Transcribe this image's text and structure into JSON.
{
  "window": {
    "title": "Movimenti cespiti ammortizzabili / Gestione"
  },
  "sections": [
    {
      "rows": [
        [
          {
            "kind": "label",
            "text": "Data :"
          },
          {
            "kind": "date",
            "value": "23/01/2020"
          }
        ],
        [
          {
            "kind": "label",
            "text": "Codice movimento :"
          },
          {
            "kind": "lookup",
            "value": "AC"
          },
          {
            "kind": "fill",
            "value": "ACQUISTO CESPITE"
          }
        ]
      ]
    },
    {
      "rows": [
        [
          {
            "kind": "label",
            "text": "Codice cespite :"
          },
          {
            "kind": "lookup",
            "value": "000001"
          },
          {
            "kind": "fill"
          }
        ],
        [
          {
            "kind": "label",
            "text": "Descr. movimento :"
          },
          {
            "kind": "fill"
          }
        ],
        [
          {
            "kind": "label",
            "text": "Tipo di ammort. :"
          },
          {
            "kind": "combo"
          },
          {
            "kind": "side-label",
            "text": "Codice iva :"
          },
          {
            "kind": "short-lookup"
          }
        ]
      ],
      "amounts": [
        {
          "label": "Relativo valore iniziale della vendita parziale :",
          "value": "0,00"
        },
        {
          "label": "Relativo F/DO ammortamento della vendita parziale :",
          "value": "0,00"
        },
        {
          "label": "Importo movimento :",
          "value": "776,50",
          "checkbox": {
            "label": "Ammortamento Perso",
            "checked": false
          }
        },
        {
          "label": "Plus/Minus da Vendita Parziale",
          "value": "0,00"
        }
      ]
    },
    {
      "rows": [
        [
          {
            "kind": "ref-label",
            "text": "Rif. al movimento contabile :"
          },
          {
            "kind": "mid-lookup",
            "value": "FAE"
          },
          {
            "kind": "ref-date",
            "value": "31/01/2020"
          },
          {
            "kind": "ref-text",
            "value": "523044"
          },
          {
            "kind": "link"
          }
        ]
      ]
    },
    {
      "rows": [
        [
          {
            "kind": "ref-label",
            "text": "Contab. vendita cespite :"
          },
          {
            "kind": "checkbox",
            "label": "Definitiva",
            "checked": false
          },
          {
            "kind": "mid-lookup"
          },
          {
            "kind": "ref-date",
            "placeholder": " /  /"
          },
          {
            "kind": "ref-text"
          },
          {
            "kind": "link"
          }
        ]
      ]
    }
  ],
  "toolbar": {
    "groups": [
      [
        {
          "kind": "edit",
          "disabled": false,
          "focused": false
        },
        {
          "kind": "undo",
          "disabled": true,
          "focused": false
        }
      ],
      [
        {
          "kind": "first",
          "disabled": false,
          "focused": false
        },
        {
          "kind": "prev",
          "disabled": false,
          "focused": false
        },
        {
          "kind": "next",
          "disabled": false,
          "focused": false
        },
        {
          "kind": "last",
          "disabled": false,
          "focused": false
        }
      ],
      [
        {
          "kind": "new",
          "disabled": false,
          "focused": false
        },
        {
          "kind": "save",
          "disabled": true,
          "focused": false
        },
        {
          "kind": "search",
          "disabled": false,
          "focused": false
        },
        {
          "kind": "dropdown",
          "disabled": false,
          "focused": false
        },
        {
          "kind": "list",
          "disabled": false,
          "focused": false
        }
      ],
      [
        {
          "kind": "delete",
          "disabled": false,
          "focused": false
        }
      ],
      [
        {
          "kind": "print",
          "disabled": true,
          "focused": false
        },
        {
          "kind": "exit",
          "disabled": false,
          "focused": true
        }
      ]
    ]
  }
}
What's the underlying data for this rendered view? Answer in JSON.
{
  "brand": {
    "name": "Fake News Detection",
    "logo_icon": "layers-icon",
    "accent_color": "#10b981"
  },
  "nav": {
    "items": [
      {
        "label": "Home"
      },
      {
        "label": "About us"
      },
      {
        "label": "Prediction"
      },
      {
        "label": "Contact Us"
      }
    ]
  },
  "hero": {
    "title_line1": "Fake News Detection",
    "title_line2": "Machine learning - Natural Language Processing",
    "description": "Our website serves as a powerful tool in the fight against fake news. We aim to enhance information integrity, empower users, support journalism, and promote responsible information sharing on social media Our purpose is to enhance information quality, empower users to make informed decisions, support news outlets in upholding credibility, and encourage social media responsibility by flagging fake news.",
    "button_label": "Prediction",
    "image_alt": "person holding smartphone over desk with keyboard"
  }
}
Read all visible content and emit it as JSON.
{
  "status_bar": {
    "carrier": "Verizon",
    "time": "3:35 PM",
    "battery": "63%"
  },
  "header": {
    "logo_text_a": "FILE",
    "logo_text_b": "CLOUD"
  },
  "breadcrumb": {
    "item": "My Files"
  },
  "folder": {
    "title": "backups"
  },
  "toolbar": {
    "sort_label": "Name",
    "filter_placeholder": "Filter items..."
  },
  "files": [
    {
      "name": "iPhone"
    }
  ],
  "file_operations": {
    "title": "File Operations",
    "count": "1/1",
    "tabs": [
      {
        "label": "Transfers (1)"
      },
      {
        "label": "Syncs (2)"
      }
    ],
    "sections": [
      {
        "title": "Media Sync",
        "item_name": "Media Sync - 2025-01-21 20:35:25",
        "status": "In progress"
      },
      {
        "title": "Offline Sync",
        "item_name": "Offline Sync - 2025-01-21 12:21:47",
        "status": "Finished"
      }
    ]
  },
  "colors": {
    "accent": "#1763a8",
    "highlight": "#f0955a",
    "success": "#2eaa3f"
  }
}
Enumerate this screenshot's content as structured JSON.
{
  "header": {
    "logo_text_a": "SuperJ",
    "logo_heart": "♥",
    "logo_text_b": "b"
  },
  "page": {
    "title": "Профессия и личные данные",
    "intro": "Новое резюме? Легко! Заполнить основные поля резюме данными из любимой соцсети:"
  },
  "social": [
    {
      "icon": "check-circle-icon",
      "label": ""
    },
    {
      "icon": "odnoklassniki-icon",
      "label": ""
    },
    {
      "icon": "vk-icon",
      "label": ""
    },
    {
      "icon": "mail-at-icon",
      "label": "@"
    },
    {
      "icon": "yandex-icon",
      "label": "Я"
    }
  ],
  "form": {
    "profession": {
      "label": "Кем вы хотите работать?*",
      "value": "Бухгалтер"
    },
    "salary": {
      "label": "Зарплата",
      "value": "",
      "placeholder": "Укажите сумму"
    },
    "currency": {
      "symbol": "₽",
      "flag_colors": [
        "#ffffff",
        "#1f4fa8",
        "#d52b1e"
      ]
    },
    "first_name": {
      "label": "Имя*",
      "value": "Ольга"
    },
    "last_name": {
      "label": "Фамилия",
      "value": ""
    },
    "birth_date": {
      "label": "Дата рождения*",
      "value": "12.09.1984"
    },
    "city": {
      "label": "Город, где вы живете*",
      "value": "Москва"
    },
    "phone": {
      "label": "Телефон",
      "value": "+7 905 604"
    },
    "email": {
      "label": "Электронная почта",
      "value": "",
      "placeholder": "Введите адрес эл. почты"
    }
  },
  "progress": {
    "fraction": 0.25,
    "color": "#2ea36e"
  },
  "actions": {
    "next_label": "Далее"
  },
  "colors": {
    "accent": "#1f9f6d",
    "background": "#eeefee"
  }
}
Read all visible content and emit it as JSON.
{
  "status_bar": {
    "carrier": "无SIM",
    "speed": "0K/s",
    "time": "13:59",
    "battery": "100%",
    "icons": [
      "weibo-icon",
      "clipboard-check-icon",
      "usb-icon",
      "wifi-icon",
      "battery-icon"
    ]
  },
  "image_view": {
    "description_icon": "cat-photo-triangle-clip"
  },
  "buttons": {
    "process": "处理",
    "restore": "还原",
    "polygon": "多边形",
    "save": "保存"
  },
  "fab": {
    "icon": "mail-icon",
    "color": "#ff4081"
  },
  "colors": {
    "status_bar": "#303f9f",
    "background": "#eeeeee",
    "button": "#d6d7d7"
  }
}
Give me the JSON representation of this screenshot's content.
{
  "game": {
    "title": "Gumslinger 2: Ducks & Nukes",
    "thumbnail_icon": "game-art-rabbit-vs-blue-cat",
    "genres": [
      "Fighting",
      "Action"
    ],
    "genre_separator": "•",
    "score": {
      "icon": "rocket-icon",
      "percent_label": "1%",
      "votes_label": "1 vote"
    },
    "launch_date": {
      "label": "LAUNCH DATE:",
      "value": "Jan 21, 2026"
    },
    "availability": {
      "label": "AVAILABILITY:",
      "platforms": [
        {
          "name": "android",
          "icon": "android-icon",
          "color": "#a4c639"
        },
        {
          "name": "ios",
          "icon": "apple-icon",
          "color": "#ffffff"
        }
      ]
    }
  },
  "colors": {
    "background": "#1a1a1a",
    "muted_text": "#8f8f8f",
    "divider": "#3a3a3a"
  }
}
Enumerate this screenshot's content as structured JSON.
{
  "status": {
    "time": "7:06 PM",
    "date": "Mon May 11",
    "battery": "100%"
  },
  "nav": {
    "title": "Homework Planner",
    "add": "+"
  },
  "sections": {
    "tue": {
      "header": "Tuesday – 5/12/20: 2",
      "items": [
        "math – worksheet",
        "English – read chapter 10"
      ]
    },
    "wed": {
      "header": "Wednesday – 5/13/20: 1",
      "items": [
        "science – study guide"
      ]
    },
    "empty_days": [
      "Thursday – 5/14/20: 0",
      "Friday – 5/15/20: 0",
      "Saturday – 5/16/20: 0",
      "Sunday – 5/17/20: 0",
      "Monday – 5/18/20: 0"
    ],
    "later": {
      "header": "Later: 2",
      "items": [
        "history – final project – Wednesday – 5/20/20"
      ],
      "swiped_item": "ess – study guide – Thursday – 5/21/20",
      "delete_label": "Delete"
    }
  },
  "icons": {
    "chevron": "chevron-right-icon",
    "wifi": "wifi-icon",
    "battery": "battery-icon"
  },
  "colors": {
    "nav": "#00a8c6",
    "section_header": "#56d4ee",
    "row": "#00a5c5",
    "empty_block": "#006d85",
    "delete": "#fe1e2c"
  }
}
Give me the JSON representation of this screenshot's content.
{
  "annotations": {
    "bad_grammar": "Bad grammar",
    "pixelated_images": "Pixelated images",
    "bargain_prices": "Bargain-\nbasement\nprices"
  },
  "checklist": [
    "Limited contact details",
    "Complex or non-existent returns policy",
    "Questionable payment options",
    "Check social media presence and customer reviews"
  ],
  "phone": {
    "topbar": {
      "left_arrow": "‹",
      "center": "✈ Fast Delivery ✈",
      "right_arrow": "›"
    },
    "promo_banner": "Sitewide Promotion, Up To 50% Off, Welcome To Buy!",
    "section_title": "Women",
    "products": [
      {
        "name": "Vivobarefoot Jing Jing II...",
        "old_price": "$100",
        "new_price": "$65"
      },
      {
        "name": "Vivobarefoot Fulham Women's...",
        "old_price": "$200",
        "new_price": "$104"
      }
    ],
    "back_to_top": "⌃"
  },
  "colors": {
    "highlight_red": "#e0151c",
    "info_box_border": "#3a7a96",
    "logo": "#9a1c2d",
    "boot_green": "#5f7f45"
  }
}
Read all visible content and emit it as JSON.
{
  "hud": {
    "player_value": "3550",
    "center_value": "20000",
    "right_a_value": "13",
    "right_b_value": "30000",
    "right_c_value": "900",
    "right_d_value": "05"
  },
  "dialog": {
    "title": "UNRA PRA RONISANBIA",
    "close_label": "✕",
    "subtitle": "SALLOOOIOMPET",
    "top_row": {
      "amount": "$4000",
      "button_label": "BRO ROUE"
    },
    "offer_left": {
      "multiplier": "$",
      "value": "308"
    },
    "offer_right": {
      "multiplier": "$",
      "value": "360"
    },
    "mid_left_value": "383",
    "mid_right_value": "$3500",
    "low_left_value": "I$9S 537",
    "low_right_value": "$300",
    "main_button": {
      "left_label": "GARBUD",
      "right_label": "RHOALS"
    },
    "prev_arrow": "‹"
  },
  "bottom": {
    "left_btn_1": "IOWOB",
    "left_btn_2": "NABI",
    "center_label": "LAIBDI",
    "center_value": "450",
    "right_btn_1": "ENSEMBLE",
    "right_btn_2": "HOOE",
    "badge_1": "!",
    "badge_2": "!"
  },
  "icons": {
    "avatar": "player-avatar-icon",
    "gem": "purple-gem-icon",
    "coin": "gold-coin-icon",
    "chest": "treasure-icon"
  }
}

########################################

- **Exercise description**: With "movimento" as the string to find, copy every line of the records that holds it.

- **Exercise answer**:
            "text": "Codice movimento :"
            "text": "Descr. movimento :"
          "label": "Importo movimento :",
            "text": "Rif. al movimento contabile :"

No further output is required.